## EXERCISE DETAILS
Go through the following listing and count each line that contains the string "JSON"; the answer is that number alone.

────────────────────────────────────────

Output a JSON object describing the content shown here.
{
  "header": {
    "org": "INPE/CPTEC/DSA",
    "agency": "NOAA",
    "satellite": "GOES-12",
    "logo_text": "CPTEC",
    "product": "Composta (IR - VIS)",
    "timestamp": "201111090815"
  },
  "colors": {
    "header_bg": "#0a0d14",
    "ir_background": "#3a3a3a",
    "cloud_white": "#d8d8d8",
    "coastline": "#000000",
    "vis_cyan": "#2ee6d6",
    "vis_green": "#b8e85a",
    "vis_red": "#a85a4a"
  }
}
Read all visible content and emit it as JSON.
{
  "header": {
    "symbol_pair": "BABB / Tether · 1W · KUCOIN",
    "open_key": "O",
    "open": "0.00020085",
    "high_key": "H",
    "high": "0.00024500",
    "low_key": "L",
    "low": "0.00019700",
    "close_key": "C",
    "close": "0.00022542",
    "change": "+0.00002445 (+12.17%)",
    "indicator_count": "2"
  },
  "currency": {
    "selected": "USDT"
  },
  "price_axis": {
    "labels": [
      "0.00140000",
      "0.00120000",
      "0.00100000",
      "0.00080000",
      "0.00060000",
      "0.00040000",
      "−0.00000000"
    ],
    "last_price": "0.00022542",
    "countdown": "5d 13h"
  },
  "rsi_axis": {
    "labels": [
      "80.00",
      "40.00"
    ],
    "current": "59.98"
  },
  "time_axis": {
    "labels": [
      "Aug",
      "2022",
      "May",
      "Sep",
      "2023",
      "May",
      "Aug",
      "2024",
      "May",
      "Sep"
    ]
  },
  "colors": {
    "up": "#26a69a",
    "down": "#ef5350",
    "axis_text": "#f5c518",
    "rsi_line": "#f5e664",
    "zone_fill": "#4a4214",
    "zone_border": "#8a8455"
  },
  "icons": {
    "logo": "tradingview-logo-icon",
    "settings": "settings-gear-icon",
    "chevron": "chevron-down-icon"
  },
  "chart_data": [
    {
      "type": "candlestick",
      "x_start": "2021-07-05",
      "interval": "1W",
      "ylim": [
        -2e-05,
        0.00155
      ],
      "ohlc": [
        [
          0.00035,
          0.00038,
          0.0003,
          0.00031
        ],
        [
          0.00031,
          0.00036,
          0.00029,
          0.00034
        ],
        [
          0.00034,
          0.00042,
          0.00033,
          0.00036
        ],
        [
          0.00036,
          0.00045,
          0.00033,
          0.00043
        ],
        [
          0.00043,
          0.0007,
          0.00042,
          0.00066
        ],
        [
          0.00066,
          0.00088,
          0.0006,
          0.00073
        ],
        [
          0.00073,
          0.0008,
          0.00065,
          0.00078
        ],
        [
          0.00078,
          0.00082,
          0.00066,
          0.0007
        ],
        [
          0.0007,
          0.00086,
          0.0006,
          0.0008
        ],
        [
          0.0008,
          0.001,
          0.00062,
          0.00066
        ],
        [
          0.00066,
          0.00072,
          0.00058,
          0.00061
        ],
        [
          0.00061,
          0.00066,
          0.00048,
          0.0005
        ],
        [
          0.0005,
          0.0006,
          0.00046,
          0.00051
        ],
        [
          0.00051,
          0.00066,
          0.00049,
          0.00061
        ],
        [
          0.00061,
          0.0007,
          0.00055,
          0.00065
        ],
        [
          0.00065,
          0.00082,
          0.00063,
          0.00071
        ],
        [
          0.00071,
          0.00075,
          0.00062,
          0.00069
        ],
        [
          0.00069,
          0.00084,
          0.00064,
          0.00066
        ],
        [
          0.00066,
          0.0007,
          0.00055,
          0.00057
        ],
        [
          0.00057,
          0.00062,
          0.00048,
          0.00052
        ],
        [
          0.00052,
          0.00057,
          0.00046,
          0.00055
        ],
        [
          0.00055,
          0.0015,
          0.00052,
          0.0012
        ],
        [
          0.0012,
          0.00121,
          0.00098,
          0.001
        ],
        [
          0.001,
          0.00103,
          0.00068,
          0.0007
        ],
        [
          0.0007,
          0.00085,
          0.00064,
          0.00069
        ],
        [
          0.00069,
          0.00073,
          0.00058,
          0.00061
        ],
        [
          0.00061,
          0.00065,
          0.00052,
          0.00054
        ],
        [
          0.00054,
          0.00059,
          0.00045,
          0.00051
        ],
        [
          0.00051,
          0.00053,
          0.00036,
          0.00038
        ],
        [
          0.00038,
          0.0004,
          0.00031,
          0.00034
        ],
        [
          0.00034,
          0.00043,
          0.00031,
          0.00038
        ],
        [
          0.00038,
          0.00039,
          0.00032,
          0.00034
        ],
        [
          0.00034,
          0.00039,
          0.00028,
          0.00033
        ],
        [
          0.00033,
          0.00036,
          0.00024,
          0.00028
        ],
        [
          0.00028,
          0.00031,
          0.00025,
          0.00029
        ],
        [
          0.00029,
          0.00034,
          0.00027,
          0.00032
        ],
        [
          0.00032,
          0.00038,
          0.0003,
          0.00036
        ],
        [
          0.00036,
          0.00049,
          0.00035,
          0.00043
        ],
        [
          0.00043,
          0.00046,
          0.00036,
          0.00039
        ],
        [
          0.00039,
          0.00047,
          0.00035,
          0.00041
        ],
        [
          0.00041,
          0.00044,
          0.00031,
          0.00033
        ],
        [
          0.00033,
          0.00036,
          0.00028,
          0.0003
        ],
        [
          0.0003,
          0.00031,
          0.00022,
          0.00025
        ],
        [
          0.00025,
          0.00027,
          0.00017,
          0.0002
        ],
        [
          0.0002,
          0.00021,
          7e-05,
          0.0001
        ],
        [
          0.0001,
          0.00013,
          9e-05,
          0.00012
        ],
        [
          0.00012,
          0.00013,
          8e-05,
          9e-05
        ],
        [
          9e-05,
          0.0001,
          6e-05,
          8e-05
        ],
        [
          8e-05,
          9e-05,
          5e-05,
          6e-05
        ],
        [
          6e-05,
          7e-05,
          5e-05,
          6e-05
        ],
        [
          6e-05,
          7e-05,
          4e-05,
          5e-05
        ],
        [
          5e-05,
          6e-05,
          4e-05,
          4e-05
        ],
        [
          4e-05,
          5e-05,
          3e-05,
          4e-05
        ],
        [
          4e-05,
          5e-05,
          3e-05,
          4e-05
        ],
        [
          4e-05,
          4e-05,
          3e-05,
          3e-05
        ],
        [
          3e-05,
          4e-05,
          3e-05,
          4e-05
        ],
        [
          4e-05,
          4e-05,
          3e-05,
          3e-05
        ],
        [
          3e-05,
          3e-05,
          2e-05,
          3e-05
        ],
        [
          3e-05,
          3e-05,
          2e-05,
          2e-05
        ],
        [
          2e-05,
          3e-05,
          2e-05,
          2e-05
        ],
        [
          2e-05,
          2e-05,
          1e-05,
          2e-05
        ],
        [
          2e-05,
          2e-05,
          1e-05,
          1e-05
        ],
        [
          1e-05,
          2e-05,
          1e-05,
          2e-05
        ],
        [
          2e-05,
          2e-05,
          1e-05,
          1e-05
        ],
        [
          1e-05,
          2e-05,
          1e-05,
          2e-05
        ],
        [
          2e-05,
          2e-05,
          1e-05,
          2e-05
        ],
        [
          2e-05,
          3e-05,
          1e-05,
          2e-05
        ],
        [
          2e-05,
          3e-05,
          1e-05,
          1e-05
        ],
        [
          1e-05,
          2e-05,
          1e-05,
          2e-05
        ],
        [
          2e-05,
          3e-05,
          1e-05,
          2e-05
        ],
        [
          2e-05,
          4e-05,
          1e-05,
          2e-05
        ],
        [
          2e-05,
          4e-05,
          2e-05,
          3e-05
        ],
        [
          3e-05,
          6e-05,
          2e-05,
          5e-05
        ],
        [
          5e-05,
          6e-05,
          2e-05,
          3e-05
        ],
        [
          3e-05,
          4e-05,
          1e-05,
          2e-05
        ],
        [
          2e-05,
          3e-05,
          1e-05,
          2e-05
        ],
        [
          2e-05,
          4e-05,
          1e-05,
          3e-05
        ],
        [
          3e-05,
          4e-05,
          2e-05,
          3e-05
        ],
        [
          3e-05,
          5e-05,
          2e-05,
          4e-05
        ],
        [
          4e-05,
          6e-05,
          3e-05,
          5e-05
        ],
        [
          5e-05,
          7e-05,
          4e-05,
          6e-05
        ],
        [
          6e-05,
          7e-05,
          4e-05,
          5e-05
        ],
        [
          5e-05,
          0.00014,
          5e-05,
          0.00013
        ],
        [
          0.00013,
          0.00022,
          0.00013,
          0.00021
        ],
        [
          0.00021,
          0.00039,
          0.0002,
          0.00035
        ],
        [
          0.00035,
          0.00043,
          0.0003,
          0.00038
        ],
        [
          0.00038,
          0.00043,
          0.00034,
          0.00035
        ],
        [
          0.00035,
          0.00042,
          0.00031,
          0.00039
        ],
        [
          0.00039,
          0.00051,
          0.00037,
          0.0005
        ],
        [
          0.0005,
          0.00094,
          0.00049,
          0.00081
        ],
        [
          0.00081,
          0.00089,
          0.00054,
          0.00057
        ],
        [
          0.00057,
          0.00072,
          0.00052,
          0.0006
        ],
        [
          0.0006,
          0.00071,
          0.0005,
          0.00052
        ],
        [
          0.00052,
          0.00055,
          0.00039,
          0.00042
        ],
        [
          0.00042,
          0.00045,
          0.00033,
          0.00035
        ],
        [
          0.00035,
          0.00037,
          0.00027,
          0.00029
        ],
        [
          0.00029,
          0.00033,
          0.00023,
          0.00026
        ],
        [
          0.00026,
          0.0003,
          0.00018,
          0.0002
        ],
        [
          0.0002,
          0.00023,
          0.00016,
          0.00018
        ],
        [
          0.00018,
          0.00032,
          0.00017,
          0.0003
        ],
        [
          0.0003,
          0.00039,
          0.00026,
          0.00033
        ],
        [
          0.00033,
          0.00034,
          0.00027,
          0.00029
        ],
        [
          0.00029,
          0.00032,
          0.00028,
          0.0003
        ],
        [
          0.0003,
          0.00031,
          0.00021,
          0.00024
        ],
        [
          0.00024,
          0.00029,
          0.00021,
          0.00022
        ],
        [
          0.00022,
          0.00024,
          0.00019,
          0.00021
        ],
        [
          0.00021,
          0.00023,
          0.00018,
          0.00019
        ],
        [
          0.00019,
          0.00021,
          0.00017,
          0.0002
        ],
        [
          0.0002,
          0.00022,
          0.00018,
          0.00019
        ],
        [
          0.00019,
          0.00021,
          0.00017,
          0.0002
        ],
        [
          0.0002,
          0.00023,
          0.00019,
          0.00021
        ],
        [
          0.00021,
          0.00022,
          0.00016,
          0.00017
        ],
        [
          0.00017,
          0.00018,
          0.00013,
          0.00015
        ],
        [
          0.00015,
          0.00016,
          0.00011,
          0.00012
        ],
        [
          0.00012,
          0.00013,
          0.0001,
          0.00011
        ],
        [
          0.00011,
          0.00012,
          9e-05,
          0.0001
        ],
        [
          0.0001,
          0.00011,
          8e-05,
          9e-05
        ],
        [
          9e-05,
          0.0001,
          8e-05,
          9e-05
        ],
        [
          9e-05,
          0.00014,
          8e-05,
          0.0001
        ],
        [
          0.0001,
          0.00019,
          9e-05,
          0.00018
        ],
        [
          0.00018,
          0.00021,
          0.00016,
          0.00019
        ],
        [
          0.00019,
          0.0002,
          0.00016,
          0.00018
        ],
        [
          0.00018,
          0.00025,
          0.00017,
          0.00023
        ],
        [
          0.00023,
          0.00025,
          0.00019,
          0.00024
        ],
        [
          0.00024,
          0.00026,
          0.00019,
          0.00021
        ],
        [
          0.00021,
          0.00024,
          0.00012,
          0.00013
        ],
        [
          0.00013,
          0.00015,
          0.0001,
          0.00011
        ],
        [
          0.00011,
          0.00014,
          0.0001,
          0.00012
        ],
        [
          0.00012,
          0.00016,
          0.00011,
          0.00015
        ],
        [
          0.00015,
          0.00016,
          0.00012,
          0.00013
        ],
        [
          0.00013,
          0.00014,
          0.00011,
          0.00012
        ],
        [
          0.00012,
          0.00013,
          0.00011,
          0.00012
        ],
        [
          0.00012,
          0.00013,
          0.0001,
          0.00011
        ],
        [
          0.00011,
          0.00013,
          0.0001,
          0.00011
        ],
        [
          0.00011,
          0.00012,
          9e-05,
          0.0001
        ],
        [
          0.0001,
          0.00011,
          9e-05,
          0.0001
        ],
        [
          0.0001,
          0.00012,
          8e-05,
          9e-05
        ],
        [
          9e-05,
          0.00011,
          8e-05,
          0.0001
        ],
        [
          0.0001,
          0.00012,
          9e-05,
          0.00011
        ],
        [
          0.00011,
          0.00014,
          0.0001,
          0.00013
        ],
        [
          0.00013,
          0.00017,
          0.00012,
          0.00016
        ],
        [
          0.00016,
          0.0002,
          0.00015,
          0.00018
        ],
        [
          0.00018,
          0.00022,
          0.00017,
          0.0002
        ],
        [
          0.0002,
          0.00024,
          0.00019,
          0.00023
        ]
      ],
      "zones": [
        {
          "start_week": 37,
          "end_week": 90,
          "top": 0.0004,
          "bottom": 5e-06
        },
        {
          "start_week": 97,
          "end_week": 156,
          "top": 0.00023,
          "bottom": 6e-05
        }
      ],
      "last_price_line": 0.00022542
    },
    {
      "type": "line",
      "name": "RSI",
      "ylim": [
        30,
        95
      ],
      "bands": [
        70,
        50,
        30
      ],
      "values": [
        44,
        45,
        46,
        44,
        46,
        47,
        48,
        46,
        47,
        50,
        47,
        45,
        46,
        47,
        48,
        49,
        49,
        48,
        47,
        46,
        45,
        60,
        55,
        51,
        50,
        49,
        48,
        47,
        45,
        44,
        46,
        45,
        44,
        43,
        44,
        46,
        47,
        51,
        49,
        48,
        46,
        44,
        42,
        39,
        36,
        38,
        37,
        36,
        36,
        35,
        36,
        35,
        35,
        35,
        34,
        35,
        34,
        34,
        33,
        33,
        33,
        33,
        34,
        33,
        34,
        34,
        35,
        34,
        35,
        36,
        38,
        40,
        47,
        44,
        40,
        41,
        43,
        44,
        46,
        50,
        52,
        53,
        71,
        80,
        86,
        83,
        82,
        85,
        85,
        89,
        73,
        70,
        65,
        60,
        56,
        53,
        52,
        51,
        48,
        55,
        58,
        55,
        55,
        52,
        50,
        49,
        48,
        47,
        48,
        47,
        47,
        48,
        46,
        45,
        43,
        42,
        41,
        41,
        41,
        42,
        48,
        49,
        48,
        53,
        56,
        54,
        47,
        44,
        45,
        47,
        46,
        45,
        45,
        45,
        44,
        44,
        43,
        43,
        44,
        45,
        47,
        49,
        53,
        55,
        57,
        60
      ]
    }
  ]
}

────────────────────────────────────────

## SOLUTION TO THIS EXERCISE
2